She studies the processes and mechanisms of evolutionary response to climate and other environmental factors with relevance to climate – pollution, anthropogenic land-use. To reconstruct long-term dynamics she applies high throughput technologies to sedimentary archives of inland waters, which have the unique advantage of preserving biological and environmental signals temporally.
Moreover, she applies high throughput technologies to ‘resurrected’ specimens of the keystone species Daphnia magna (waterflea) to identify the molecular mechanisms that enable evolutionary changes through time and space.
Dr Orsini strongly believes in bridging the science/policy divide. To this end, she works on biotechnology solutions for the removal of pharmaceuticals, pesticides and other suspended materials from wastewater and surface water.
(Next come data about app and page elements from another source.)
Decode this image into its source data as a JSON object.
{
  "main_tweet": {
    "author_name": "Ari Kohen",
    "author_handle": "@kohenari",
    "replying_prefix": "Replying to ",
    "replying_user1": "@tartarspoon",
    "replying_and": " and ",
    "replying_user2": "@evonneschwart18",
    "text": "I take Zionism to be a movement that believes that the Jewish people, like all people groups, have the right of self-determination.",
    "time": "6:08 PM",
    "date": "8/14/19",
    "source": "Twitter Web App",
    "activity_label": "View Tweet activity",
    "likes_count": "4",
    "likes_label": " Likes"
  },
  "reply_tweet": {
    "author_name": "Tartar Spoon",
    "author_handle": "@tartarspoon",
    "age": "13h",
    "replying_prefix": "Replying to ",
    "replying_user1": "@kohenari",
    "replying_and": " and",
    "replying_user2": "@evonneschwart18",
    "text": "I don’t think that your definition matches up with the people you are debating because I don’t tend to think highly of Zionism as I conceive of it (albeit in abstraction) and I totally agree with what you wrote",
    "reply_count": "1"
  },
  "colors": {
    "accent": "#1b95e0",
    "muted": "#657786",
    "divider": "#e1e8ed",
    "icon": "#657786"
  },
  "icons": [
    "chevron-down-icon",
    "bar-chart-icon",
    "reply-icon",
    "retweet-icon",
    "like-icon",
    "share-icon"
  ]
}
The Iberian Association of Limnology has awarded the first Lifetime Achievement Award in Limnology to Professor Dr. Narcis Prat i Fornells for his contribution to the development of Limnology in the Iberian Peninsula.
In the same way this award acknowledges his vast scientific production, his enthusiastic teaching and training dedication, his activity in outreach actions to both society and water resource managers, and his commitment to the conservation of aquatic ecosystems.
He got a PhD in Chemistry from the University of Castilla-La Mancha (Spain) in 2018. His thesis, partially developed at the University of Vienna (Austria), encompassed a multidisciplinary approach to assess the natural attenuation of agricultural pollutants (mainly nitrate) in the Pétrola Lake, one of the most representative saline wetlands in the Castilla-La Mancha region (central Iberian Peninsula).
This study was awarded by the Iberian Association of Limnology in 2020.
Currently, he works in the Section for Aquatic Biology and Toxicology, as part of the recently created Center for Biogeochemistry in the Anthropocene, at the University of Oslo. He is involved in a BiodivERsA project focused on filling gaps in Arctic freshwater biodiversity knowledge, where he combines tools like multi-OMICS or stable isotopes to link diversity (taxonomic and functional) with biogeochemical responses.
Nicolas is especially interested in extreme environments including polar regions (Svalbard, Finse, Finnmark) or hypersaline ecosystems, focused on the high relevance of lakes and ponds in such ecosystems for the global carbon and nitrogen cycles.
Plenary conferences will be live. Presentations (45 minutes) will be followed by 15 minutes for questions and discuss with the speakers. All plenary conferences will be recorded and will be available on the web for viewing.